Shipping and Resources in the Arctic Ocean
and eventual overlaps. Here the focus is on the
Northeast Passage (
NEP), of which the
Northern Sea
(NSR) is the main part, the
Northwest Passage
(NWP) and the
Trans Polar Passage
(TPP) running
through the Central Arctic Ocean (see Figure 1). In so doing two types of sailing routes will be
addressed: (1)
destination Arctic-routes
, i.e. sailing lanes between harbours inside and outside of the
region; and (2)
transit routes
, i.e. sailing lanes between harbours in the Pacific and the Atlantic via the
Arctic Ocean. Both of these routes relate to the fact that some 80% of world industrial production
takes place north of 30 degree N. latitude, and some 70% of all metropolises lie north of the Tropic
of Cancer. In this perspective, the Arctic Ocean is an industrial ‘Mediterranean Sea’ – a shortcut –

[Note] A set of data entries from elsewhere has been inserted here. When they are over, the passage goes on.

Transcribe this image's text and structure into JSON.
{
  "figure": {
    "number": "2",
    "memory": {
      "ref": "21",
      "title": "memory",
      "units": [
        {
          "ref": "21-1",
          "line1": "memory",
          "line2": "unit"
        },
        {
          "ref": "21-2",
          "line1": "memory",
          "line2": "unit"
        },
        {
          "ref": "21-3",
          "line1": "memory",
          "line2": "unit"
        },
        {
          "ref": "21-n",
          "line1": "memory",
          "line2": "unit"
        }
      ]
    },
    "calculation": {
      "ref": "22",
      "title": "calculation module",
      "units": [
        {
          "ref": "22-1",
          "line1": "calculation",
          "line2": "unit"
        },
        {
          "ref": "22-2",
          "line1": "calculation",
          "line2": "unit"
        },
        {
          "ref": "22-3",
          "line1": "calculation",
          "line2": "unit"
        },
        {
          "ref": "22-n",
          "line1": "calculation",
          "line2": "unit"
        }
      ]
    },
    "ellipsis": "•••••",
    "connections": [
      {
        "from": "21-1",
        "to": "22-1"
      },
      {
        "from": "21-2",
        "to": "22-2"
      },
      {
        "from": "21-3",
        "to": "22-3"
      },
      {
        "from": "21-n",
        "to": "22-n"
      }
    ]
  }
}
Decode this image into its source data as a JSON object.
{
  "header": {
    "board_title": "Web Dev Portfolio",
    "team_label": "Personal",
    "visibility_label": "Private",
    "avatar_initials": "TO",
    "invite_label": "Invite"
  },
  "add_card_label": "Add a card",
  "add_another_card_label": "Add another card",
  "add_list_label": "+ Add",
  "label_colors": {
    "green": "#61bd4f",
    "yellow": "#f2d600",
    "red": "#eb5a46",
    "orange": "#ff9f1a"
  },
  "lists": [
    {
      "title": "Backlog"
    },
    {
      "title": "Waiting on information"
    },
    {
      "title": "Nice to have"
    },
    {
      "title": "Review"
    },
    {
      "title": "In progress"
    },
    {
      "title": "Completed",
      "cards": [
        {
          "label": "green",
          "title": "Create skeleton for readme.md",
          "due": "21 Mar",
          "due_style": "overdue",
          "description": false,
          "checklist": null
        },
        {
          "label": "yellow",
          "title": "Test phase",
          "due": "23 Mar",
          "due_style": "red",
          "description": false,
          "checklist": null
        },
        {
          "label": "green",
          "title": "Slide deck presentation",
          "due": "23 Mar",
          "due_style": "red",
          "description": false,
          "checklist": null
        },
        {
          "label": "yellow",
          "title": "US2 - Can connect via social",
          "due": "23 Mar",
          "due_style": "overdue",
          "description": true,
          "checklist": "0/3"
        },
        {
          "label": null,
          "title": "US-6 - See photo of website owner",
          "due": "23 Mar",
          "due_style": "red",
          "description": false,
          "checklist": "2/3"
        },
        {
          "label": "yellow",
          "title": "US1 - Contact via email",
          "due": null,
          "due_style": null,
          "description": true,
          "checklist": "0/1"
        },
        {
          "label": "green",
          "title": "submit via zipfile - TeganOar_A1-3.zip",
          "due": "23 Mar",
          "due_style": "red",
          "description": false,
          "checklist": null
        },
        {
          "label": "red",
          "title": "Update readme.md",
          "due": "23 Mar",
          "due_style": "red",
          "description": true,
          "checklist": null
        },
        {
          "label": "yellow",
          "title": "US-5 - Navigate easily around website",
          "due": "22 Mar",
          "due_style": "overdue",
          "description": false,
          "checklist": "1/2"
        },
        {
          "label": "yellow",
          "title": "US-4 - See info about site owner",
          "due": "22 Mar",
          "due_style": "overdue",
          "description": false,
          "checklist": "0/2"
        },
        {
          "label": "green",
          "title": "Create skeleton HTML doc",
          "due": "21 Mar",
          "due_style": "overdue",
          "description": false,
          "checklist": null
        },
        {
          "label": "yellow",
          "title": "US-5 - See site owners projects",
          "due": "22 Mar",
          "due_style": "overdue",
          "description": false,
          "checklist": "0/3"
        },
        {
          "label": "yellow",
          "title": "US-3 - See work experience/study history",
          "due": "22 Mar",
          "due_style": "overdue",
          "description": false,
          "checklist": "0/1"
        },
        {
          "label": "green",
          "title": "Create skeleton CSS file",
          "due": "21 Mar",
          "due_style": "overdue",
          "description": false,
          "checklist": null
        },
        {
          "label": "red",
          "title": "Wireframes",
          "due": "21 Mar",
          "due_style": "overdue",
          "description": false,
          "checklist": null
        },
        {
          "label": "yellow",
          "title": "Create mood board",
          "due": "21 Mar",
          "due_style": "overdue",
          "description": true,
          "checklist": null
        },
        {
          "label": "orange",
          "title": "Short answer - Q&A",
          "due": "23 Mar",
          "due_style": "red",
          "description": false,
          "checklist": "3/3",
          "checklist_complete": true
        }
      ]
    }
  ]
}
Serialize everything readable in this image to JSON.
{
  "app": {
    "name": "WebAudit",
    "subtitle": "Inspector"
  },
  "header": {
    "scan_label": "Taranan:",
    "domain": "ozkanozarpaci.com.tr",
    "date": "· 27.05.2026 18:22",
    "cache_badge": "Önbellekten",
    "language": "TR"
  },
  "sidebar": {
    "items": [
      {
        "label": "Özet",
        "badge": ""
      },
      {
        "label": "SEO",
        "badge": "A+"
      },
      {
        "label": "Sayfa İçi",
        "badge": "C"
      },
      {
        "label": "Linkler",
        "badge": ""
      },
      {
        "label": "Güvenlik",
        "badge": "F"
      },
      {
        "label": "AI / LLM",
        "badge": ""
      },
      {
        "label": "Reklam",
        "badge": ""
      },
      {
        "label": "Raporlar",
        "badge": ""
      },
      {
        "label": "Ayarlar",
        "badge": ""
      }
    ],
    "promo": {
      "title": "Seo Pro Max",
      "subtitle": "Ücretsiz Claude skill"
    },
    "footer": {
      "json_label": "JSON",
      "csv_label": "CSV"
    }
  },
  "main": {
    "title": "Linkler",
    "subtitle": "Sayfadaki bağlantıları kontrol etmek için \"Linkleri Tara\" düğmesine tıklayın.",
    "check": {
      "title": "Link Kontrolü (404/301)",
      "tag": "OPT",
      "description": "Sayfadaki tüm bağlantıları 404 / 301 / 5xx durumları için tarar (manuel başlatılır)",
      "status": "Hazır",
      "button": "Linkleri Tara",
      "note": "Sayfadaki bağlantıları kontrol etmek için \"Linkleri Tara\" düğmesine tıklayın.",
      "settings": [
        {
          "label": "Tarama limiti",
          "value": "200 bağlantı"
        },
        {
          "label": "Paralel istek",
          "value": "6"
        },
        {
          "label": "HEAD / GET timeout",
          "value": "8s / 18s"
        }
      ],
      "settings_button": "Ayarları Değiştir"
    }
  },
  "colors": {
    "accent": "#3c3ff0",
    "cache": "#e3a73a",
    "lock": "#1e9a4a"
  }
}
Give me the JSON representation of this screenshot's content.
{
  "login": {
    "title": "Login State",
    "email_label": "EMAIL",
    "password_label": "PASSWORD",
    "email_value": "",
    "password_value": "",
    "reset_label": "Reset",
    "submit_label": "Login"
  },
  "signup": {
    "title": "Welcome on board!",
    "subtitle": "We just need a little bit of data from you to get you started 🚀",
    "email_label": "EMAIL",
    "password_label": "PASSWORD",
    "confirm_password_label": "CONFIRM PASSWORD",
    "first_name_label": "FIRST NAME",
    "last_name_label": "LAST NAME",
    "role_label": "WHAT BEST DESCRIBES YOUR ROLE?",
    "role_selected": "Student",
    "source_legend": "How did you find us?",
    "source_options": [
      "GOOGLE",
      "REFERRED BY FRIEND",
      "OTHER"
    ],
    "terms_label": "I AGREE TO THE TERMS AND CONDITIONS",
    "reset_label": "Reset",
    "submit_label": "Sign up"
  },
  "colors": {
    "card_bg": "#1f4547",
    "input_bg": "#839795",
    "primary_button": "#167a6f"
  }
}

between the world’s most advanced and productive regions.
The second purpose is to discuss how Arctic passages connect or may connect to world markets
through transport corridors in southern waters. The paper addresses four stretches of water: (a) the
Northern Maritime Corridor
(NMC), connecting the NSR/NEP to the European continent and the east
coast of the USA; (b) the “
Northern Pacific Corridor
”, connecting the NSR, TPP and NWP to Asian
markets and the western coast of North America; (c) the “Fram Corridor” (FC) connecting the TPP
to Iceland and the western branch of the NMC; and (d) the “
Davis Corridor”
connecting the NWP to
the western branch of the NMC and the east coast of North America.
The Transportation Passages of the Arctic Ocean
The Northeast and Northwest Passages are often perceived as coastal sea lanes, whereas the Trans
Polar Passage is assumed to be a mid-ocean route across the Central Arctic Ocean to
and from ports
in the Pacific and Atlantic. This perception is far from accurate. Due to the presence of sea ice
neither of these transportation passages can offer ships a single set channel to follow. In practice,
ships are forced to follow the channel that offers the best ice and navigational conditions at any one
time and place. Thus, they are more like broad transportation corridors stretching out in the North-
South direction, containing several alternative navigational channels and fairly huge expanses of ice-
infested waters. The corridor feature of these passages implies that they occupy broad stretches of
waters that under certain specific circumstances and on occasion make them overlap and impact
regional politics.